__Required action__. For the word "Network", state how many lines below contain it. Give no other text.

The data Start Marker

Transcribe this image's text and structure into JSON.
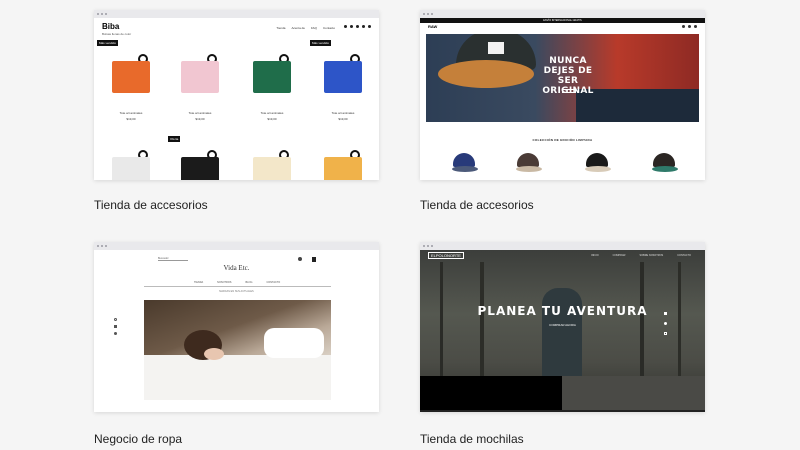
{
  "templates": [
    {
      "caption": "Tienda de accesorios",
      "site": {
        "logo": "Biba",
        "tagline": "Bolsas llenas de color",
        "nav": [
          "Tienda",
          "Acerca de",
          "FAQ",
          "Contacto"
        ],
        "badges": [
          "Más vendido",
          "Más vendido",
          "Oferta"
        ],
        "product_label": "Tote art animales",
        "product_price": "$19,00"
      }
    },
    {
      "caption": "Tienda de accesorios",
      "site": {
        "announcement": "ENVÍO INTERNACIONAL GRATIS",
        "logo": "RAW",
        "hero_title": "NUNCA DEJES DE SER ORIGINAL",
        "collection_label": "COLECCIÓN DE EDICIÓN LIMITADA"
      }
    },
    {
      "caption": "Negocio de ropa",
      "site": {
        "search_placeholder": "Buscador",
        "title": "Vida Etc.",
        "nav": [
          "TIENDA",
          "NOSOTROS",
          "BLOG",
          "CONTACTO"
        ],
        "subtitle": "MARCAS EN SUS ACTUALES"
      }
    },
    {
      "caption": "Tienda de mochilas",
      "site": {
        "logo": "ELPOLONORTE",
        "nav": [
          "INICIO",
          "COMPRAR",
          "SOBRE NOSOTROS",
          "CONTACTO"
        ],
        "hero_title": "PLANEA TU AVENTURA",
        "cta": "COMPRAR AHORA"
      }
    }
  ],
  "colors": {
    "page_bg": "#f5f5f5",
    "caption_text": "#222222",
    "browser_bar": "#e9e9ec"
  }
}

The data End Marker
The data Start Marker

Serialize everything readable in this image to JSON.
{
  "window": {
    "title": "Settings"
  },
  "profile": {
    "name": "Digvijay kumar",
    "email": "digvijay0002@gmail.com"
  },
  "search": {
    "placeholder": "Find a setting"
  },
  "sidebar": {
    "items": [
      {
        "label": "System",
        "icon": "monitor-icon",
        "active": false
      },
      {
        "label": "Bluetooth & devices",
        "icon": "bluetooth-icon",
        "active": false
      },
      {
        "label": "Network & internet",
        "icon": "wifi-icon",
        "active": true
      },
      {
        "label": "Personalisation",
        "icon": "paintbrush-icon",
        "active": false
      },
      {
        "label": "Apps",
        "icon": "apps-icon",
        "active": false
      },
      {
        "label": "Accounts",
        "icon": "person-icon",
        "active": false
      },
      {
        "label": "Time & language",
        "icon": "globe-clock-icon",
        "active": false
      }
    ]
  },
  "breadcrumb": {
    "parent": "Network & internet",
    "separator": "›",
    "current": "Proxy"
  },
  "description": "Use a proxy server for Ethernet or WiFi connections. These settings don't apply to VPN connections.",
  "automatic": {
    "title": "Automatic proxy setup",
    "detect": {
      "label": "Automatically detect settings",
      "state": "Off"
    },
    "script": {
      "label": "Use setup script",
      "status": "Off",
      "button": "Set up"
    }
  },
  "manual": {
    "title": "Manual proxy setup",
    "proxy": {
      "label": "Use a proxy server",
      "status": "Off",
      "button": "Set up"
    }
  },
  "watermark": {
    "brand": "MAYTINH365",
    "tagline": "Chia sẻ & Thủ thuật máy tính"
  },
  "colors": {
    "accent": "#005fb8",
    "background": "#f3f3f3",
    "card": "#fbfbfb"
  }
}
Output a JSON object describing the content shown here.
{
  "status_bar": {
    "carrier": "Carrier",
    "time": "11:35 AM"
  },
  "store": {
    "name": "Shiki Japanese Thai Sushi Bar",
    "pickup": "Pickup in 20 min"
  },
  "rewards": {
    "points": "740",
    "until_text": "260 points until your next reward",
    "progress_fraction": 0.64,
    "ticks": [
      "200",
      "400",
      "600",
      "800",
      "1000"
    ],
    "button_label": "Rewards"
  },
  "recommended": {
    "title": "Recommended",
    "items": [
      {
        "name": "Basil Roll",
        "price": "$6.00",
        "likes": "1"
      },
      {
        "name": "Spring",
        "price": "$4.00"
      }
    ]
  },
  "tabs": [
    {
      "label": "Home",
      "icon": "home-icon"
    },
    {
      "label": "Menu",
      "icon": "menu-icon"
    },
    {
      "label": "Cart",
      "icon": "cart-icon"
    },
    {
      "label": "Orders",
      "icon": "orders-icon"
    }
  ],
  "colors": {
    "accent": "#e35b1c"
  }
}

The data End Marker
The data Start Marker

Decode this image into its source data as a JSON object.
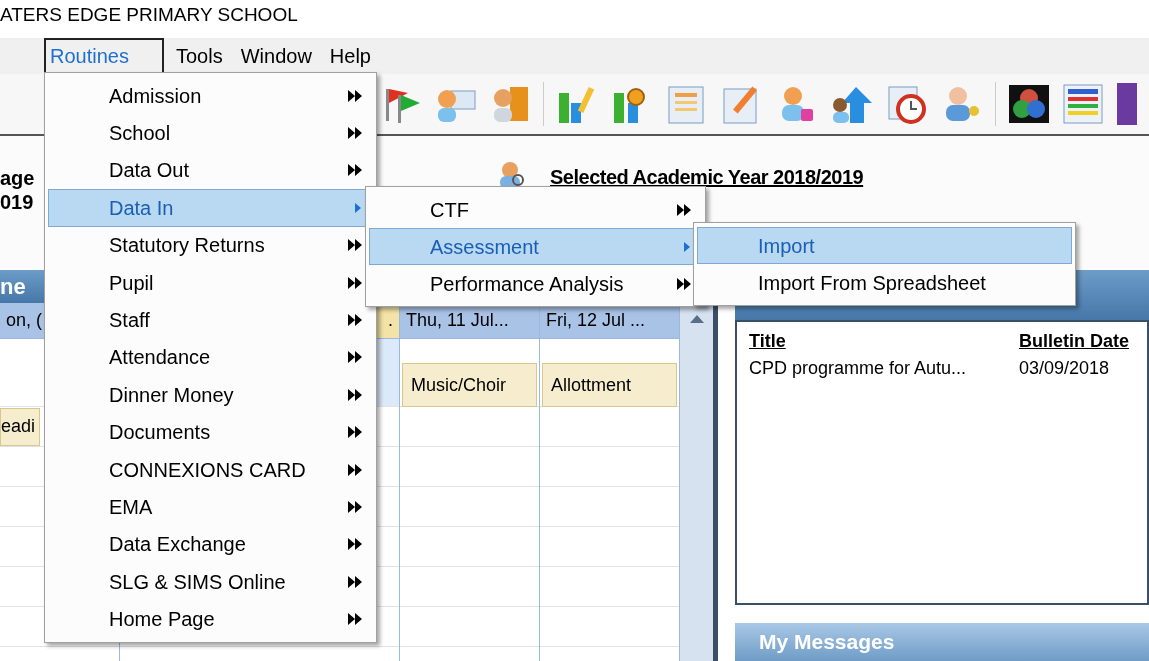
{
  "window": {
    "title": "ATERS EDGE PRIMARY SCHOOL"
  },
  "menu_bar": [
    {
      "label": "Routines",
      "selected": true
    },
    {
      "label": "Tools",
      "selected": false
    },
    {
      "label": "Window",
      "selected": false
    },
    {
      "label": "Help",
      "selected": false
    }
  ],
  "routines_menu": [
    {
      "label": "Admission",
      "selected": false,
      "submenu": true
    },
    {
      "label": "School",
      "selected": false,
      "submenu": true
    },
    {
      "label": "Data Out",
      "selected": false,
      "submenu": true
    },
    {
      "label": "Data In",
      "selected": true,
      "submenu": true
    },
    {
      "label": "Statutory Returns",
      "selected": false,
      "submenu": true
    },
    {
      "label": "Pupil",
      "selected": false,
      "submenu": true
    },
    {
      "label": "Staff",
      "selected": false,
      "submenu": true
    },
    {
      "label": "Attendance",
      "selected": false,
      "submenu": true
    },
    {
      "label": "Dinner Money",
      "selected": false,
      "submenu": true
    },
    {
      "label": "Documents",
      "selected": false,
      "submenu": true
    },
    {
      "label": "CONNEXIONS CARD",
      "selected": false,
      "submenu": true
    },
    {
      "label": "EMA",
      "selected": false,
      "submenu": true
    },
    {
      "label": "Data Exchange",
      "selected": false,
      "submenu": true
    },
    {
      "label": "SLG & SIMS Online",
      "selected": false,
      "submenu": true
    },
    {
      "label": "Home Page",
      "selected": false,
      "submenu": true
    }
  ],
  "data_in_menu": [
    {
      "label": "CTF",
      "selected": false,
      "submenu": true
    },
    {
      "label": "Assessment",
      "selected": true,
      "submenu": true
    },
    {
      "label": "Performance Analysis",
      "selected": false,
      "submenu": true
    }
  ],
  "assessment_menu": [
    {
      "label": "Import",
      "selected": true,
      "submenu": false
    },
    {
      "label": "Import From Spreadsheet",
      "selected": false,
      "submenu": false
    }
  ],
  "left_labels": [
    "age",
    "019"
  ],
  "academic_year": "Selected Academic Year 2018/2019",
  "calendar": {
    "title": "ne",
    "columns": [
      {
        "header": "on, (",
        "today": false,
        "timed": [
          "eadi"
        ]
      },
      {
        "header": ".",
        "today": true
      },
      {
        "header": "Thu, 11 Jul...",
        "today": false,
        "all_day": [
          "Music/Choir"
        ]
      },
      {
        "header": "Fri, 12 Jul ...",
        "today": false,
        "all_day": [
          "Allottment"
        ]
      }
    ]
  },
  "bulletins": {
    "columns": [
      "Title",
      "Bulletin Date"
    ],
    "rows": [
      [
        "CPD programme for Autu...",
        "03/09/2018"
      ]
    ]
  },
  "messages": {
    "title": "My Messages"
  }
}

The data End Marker

__Solution to this task__. 2